A few days ago I visited a friend of mine who runs a farm on the outskirts of Nairobi. Su Kahumbu is an organic farmer who does amazing work with farmers across Kenya promoting sustainable agriculture and innovation…
One of the crops growing at her beautiful model farm are raspberries.
These delicious fruits are one of my favourite desserts… And of course in order to have raspberries on the table you need to have raspberry bushes. The raspberry bushes have flowers that need to be pollinated in order for the beautiful and yummy fruit to develop…
Raspberry flowers are composite flowers – which means that they are actually made up of many tiny individual flowers all joined together.
In order for a flower to set fruit, it needs to be pollinated. On Su’s farm these free services are provided to her raspberry bushes by several different kinds of bees. One of the most common pollinators is the honeybee.
The honeybees move swiftly between the flowers and visit in large numbers.
As these are composite flowers, every single tiny individual flower, called a floret, needs to be visited and gently dusted with pollen by a bee. Otherwise there will be no fruits produced.
Honeybees are not the only bees visiting the flowers. There are also some wild solitary bees. These are even more efficient in some cases as they spend longer times on the flowers and manipulate them more thoroughly. The quality, shape, flavour and size of the raspberry fruit are all directly tied to the efficiency of the pollinators. Too little pollen and the fruit is pale, small and not very sweet. It takes many visits by many bees to make a fruit round and sweet..
It is the actions of all these bees who make the delicious raspberries happen!

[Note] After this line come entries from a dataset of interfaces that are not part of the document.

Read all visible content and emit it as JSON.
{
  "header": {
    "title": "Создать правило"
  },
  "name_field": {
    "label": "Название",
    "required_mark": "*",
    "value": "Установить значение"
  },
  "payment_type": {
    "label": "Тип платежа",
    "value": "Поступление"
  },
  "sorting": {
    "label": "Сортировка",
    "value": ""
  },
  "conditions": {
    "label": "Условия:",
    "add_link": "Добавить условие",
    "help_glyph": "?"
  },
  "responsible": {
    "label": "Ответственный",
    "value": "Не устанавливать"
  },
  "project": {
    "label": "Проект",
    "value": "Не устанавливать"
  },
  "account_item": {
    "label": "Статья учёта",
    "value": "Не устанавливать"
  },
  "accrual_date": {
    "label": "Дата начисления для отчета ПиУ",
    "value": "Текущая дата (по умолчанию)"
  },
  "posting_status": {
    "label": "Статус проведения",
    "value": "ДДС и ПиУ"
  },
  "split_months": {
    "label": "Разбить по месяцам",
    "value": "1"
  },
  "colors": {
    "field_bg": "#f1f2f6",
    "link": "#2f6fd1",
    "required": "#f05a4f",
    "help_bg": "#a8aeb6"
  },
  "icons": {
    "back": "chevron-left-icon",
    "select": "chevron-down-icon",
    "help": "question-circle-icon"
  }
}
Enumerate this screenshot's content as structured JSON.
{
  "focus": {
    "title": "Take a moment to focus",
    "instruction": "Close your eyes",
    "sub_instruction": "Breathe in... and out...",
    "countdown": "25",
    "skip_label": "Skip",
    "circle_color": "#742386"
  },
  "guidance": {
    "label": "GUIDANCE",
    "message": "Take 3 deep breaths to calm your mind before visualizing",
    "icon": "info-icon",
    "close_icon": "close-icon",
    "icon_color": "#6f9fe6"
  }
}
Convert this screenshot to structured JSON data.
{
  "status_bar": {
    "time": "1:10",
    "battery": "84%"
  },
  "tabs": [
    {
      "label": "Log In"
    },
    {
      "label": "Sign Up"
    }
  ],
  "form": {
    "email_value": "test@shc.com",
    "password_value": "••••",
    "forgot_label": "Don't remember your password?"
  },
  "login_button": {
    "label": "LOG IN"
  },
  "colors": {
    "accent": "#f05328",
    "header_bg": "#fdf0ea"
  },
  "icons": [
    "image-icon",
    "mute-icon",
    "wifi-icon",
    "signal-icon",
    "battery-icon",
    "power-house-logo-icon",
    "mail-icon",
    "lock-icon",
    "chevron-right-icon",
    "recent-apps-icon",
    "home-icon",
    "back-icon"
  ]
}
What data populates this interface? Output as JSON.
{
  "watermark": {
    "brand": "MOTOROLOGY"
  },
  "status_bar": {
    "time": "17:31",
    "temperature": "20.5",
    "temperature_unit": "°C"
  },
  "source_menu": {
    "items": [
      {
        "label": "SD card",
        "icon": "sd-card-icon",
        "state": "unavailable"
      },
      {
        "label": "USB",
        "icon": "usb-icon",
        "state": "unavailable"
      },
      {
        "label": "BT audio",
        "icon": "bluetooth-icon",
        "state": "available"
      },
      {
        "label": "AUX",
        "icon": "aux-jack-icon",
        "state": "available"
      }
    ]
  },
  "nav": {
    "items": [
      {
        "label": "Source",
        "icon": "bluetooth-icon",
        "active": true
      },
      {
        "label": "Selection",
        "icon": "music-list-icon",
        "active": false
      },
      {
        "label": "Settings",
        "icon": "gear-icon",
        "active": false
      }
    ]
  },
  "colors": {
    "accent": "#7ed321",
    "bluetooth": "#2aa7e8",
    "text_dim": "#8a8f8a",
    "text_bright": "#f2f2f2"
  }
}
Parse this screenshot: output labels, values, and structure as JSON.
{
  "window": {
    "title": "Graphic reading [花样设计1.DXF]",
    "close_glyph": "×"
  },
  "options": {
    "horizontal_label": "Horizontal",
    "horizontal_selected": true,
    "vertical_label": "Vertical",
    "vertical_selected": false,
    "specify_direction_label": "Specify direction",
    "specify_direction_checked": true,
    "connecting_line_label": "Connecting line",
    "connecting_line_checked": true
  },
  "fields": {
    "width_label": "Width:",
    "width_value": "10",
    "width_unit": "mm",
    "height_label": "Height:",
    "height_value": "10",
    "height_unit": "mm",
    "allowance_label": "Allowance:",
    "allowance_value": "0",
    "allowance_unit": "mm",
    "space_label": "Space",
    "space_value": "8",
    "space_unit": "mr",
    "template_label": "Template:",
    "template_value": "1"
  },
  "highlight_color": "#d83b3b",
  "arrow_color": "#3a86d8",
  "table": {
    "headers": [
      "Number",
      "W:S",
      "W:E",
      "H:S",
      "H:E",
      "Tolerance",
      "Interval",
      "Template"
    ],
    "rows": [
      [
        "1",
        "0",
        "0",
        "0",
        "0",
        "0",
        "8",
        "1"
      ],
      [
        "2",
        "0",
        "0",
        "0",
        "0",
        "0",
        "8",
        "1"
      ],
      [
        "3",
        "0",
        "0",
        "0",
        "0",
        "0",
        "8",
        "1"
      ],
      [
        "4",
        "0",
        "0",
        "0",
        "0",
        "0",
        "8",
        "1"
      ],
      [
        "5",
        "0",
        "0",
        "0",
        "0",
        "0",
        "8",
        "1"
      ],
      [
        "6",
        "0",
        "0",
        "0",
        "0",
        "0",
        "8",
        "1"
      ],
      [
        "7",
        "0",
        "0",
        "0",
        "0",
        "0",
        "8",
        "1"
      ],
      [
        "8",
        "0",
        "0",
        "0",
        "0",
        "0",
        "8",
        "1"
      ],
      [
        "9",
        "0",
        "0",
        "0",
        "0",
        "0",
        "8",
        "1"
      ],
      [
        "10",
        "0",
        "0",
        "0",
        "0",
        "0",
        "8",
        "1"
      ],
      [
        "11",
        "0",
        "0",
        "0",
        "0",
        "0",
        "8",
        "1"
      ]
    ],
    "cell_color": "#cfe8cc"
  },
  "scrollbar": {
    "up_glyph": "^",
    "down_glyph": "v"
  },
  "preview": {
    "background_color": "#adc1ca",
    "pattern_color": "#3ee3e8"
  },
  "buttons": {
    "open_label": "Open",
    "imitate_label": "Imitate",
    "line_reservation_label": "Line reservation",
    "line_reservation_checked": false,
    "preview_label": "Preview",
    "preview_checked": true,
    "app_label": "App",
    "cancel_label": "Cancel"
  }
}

Please think of the bees that put the food on your table next time you enjoy some raspberries for breakfast or dessert. More from the wonderful world of insects soon!